• Task objective: What you give back must match the data exactly, minus the pictures.

• Supplied records:
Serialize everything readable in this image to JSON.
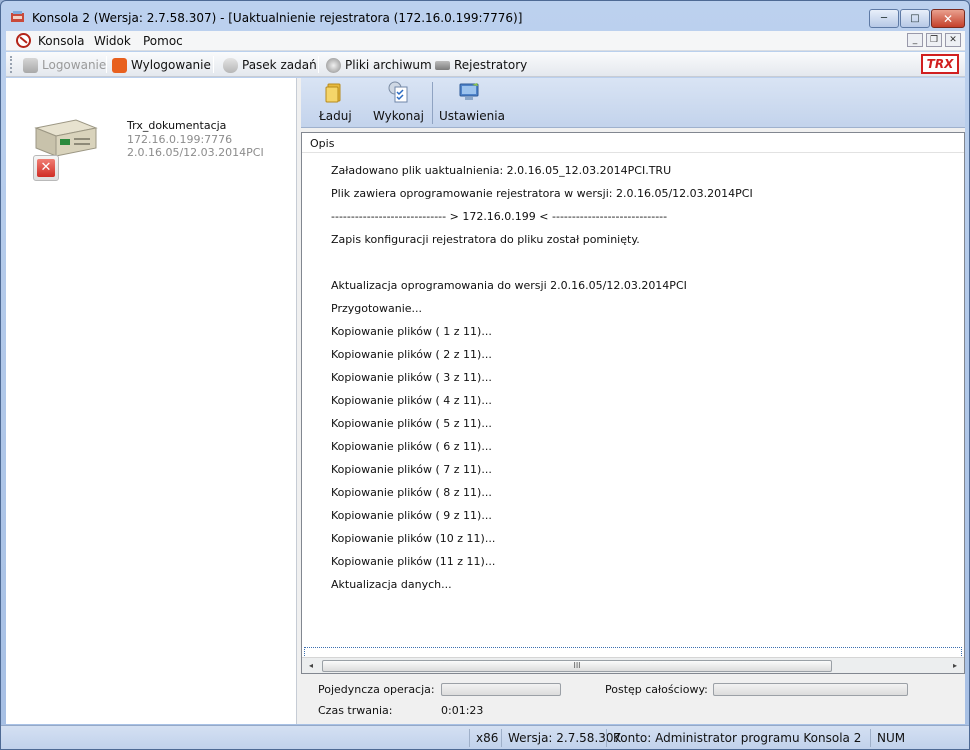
{
  "window": {
    "title": "Konsola 2 (Wersja:  2.7.58.307) - [Uaktualnienie rejestratora (172.16.0.199:7776)]",
    "controls": {
      "minimize": "─",
      "maximize": "□",
      "close": "✕"
    }
  },
  "menu": {
    "items": [
      "Konsola",
      "Widok",
      "Pomoc"
    ],
    "mdi": {
      "minimize": "_",
      "restore": "❐",
      "close": "✕"
    }
  },
  "toolbar": {
    "items": [
      {
        "label": "Logowanie",
        "icon": "key-icon",
        "enabled": false
      },
      {
        "label": "Wylogowanie",
        "icon": "power-icon",
        "enabled": true
      },
      {
        "label": "Pasek zadań",
        "icon": "paperclip-icon",
        "enabled": true
      },
      {
        "label": "Pliki archiwum",
        "icon": "globe-icon",
        "enabled": true
      },
      {
        "label": "Rejestratory",
        "icon": "recorder-icon",
        "enabled": true
      }
    ],
    "logo": "TRX"
  },
  "device": {
    "name": "Trx_dokumentacja",
    "address": "172.16.0.199:7776",
    "version": "2.0.16.05/12.03.2014PCI",
    "remove_icon": "✕"
  },
  "actions": {
    "load": "Ładuj",
    "execute": "Wykonaj",
    "settings": "Ustawienia"
  },
  "log": {
    "header": "Opis",
    "rows": [
      "Załadowano plik uaktualnienia: 2.0.16.05_12.03.2014PCI.TRU",
      "Plik zawiera oprogramowanie rejestratora w wersji: 2.0.16.05/12.03.2014PCI",
      "----------------------------- > 172.16.0.199 < -----------------------------",
      "Zapis konfiguracji rejestratora do pliku został pominięty.",
      "",
      "Aktualizacja oprogramowania do wersji 2.0.16.05/12.03.2014PCI",
      "Przygotowanie...",
      "Kopiowanie plików ( 1 z 11)...",
      "Kopiowanie plików ( 2 z 11)...",
      "Kopiowanie plików ( 3 z 11)...",
      "Kopiowanie plików ( 4 z 11)...",
      "Kopiowanie plików ( 5 z 11)...",
      "Kopiowanie plików ( 6 z 11)...",
      "Kopiowanie plików ( 7 z 11)...",
      "Kopiowanie plików ( 8 z 11)...",
      "Kopiowanie plików ( 9 z 11)...",
      "Kopiowanie plików (10 z 11)...",
      "Kopiowanie plików (11 z 11)...",
      "Aktualizacja danych..."
    ],
    "scroll_left": "◂",
    "scroll_right": "▸",
    "scroll_grip": "III"
  },
  "progress": {
    "single_label": "Pojedyncza operacja:",
    "single_value": 0,
    "total_label": "Postęp całościowy:",
    "total_value": 0,
    "time_label": "Czas trwania:",
    "time_value": "0:01:23"
  },
  "statusbar": {
    "arch": "x86",
    "version": "Wersja: 2.7.58.307",
    "account": "Konto: Administrator programu Konsola 2",
    "num": "NUM"
  }
}
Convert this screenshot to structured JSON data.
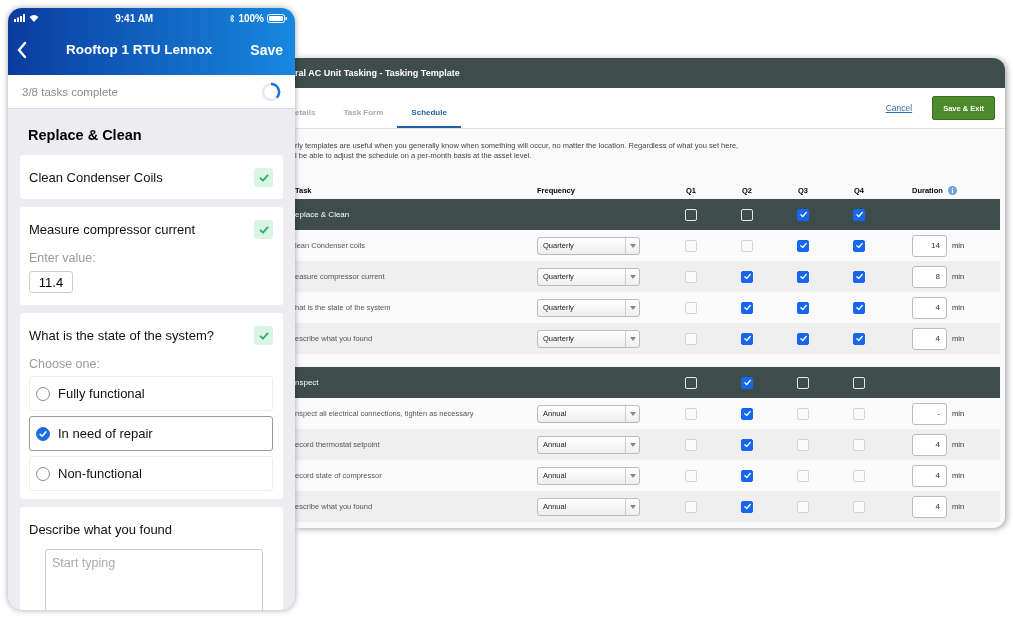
{
  "phone": {
    "status": {
      "time": "9:41 AM",
      "battery": "100%"
    },
    "title": "Rooftop 1 RTU Lennox",
    "save": "Save",
    "progress": {
      "text": "3/8 tasks complete",
      "level": 0.375
    },
    "section_title": "Replace & Clean",
    "tasks": [
      {
        "kind": "check",
        "label": "Clean Condenser Coils",
        "done": true
      },
      {
        "kind": "value",
        "label": "Measure compressor current",
        "done": true,
        "prompt": "Enter value:",
        "value": "11.4"
      },
      {
        "kind": "choice",
        "label": "What is the state of the system?",
        "done": true,
        "prompt": "Choose one:",
        "options": [
          {
            "label": "Fully functional",
            "selected": false
          },
          {
            "label": "In need of repair",
            "selected": true
          },
          {
            "label": "Non-functional",
            "selected": false
          }
        ]
      },
      {
        "kind": "text",
        "label": "Describe what you found",
        "placeholder": "Start typing"
      }
    ]
  },
  "desktop": {
    "title": "ral AC Unit Tasking - Tasking Template",
    "tabs": [
      {
        "label": "etails",
        "selected": false
      },
      {
        "label": "Task Form",
        "selected": false
      },
      {
        "label": "Schedule",
        "selected": true
      }
    ],
    "cancel": "Cancel",
    "save_exit": "Save & Exit",
    "description": [
      "rly templates are useful when you generally know when something will occur, no matter the location.  Regardless of what you set here,",
      "l be able to adjust the schedule on a per-month basis at the asset level."
    ],
    "columns": [
      "Task",
      "Frequency",
      "Q1",
      "Q2",
      "Q3",
      "Q4",
      "Duration"
    ],
    "groups": [
      {
        "name": "eplace & Clean",
        "quarters": [
          false,
          false,
          true,
          true
        ],
        "tasks": [
          {
            "name": "lean Condenser coils",
            "frequency": "Quarterly",
            "quarters": [
              false,
              false,
              true,
              true
            ],
            "duration": "14",
            "unit": "min"
          },
          {
            "name": "easure compressor current",
            "frequency": "Quarterly",
            "quarters": [
              false,
              true,
              true,
              true
            ],
            "duration": "8",
            "unit": "min"
          },
          {
            "name": "hat is the state of the system",
            "frequency": "Quarterly",
            "quarters": [
              false,
              true,
              true,
              true
            ],
            "duration": "4",
            "unit": "min"
          },
          {
            "name": "escribe what you found",
            "frequency": "Quarterly",
            "quarters": [
              false,
              true,
              true,
              true
            ],
            "duration": "4",
            "unit": "min"
          }
        ]
      },
      {
        "name": "nspect",
        "quarters": [
          false,
          true,
          false,
          false
        ],
        "tasks": [
          {
            "name": "nspect all electrical connections, tighten as necessary",
            "frequency": "Annual",
            "quarters": [
              false,
              true,
              false,
              false
            ],
            "duration": "-",
            "unit": "min"
          },
          {
            "name": "ecord thermostat setpoint",
            "frequency": "Annual",
            "quarters": [
              false,
              true,
              false,
              false
            ],
            "duration": "4",
            "unit": "min"
          },
          {
            "name": "ecord state of compressor",
            "frequency": "Annual",
            "quarters": [
              false,
              true,
              false,
              false
            ],
            "duration": "4",
            "unit": "min"
          },
          {
            "name": "escribe what you found",
            "frequency": "Annual",
            "quarters": [
              false,
              true,
              false,
              false
            ],
            "duration": "4",
            "unit": "min"
          }
        ]
      }
    ]
  }
}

• Exercise result:
Serialize everything readable in this image to JSON.
{
  "window": {
    "title": "Konsola 2 (Wersja:  2.7.58.307) - [Uaktualnienie rejestratora (172.16.0.199:7776)]",
    "controls": {
      "minimize": "─",
      "maximize": "□",
      "close": "✕"
    }
  },
  "menu": {
    "items": [
      "Konsola",
      "Widok",
      "Pomoc"
    ],
    "mdi": {
      "minimize": "_",
      "restore": "❐",
      "close": "✕"
    }
  },
  "toolbar": {
    "items": [
      {
        "label": "Logowanie",
        "icon": "key-icon",
        "enabled": false
      },
      {
        "label": "Wylogowanie",
        "icon": "power-icon",
        "enabled": true
      },
      {
        "label": "Pasek zadań",
        "icon": "paperclip-icon",
        "enabled": true
      },
      {
        "label": "Pliki archiwum",
        "icon": "globe-icon",
        "enabled": true
      },
      {
        "label": "Rejestratory",
        "icon": "recorder-icon",
        "enabled": true
      }
    ],
    "logo": "TRX"
  },
  "device": {
    "name": "Trx_dokumentacja",
    "address": "172.16.0.199:7776",
    "version": "2.0.16.05/12.03.2014PCI",
    "remove_icon": "✕"
  },
  "actions": {
    "load": "Ładuj",
    "execute": "Wykonaj",
    "settings": "Ustawienia"
  },
  "log": {
    "header": "Opis",
    "rows": [
      "Załadowano plik uaktualnienia: 2.0.16.05_12.03.2014PCI.TRU",
      "Plik zawiera oprogramowanie rejestratora w wersji: 2.0.16.05/12.03.2014PCI",
      "----------------------------- > 172.16.0.199 < -----------------------------",
      "Zapis konfiguracji rejestratora do pliku został pominięty.",
      "",
      "Aktualizacja oprogramowania do wersji 2.0.16.05/12.03.2014PCI",
      "Przygotowanie...",
      "Kopiowanie plików ( 1 z 11)...",
      "Kopiowanie plików ( 2 z 11)...",
      "Kopiowanie plików ( 3 z 11)...",
      "Kopiowanie plików ( 4 z 11)...",
      "Kopiowanie plików ( 5 z 11)...",
      "Kopiowanie plików ( 6 z 11)...",
      "Kopiowanie plików ( 7 z 11)...",
      "Kopiowanie plików ( 8 z 11)...",
      "Kopiowanie plików ( 9 z 11)...",
      "Kopiowanie plików (10 z 11)...",
      "Kopiowanie plików (11 z 11)...",
      "Aktualizacja danych..."
    ],
    "scroll_left": "◂",
    "scroll_right": "▸",
    "scroll_grip": "III"
  },
  "progress": {
    "single_label": "Pojedyncza operacja:",
    "single_value": 0,
    "total_label": "Postęp całościowy:",
    "total_value": 0,
    "time_label": "Czas trwania:",
    "time_value": "0:01:23"
  },
  "statusbar": {
    "arch": "x86",
    "version": "Wersja: 2.7.58.307",
    "account": "Konto: Administrator programu Konsola 2",
    "num": "NUM"
  }
}
Convert this screenshot to structured JSON data.
{
  "phone": {
    "status": {
      "time": "9:41 AM",
      "battery": "100%"
    },
    "title": "Rooftop 1 RTU Lennox",
    "save": "Save",
    "progress": {
      "text": "3/8 tasks complete",
      "level": 0.375
    },
    "section_title": "Replace & Clean",
    "tasks": [
      {
        "kind": "check",
        "label": "Clean Condenser Coils",
        "done": true
      },
      {
        "kind": "value",
        "label": "Measure compressor current",
        "done": true,
        "prompt": "Enter value:",
        "value": "11.4"
      },
      {
        "kind": "choice",
        "label": "What is the state of the system?",
        "done": true,
        "prompt": "Choose one:",
        "options": [
          {
            "label": "Fully functional",
            "selected": false
          },
          {
            "label": "In need of repair",
            "selected": true
          },
          {
            "label": "Non-functional",
            "selected": false
          }
        ]
      },
      {
        "kind": "text",
        "label": "Describe what you found",
        "placeholder": "Start typing"
      }
    ]
  },
  "desktop": {
    "title": "ral AC Unit Tasking - Tasking Template",
    "tabs": [
      {
        "label": "etails",
        "selected": false
      },
      {
        "label": "Task Form",
        "selected": false
      },
      {
        "label": "Schedule",
        "selected": true
      }
    ],
    "cancel": "Cancel",
    "save_exit": "Save & Exit",
    "description": [
      "rly templates are useful when you generally know when something will occur, no matter the location.  Regardless of what you set here,",
      "l be able to adjust the schedule on a per-month basis at the asset level."
    ],
    "columns": [
      "Task",
      "Frequency",
      "Q1",
      "Q2",
      "Q3",
      "Q4",
      "Duration"
    ],
    "groups": [
      {
        "name": "eplace & Clean",
        "quarters": [
          false,
          false,
          true,
          true
        ],
        "tasks": [
          {
            "name": "lean Condenser coils",
            "frequency": "Quarterly",
            "quarters": [
              false,
              false,
              true,
              true
            ],
            "duration": "14",
            "unit": "min"
          },
          {
            "name": "easure compressor current",
            "frequency": "Quarterly",
            "quarters": [
              false,
              true,
              true,
              true
            ],
            "duration": "8",
            "unit": "min"
          },
          {
            "name": "hat is the state of the system",
            "frequency": "Quarterly",
            "quarters": [
              false,
              true,
              true,
              true
            ],
            "duration": "4",
            "unit": "min"
          },
          {
            "name": "escribe what you found",
            "frequency": "Quarterly",
            "quarters": [
              false,
              true,
              true,
              true
            ],
            "duration": "4",
            "unit": "min"
          }
        ]
      },
      {
        "name": "nspect",
        "quarters": [
          false,
          true,
          false,
          false
        ],
        "tasks": [
          {
            "name": "nspect all electrical connections, tighten as necessary",
            "frequency": "Annual",
            "quarters": [
              false,
              true,
              false,
              false
            ],
            "duration": "-",
            "unit": "min"
          },
          {
            "name": "ecord thermostat setpoint",
            "frequency": "Annual",
            "quarters": [
              false,
              true,
              false,
              false
            ],
            "duration": "4",
            "unit": "min"
          },
          {
            "name": "ecord state of compressor",
            "frequency": "Annual",
            "quarters": [
              false,
              true,
              false,
              false
            ],
            "duration": "4",
            "unit": "min"
          },
          {
            "name": "escribe what you found",
            "frequency": "Annual",
            "quarters": [
              false,
              true,
              false,
              false
            ],
            "duration": "4",
            "unit": "min"
          }
        ]
      }
    ]
  }
}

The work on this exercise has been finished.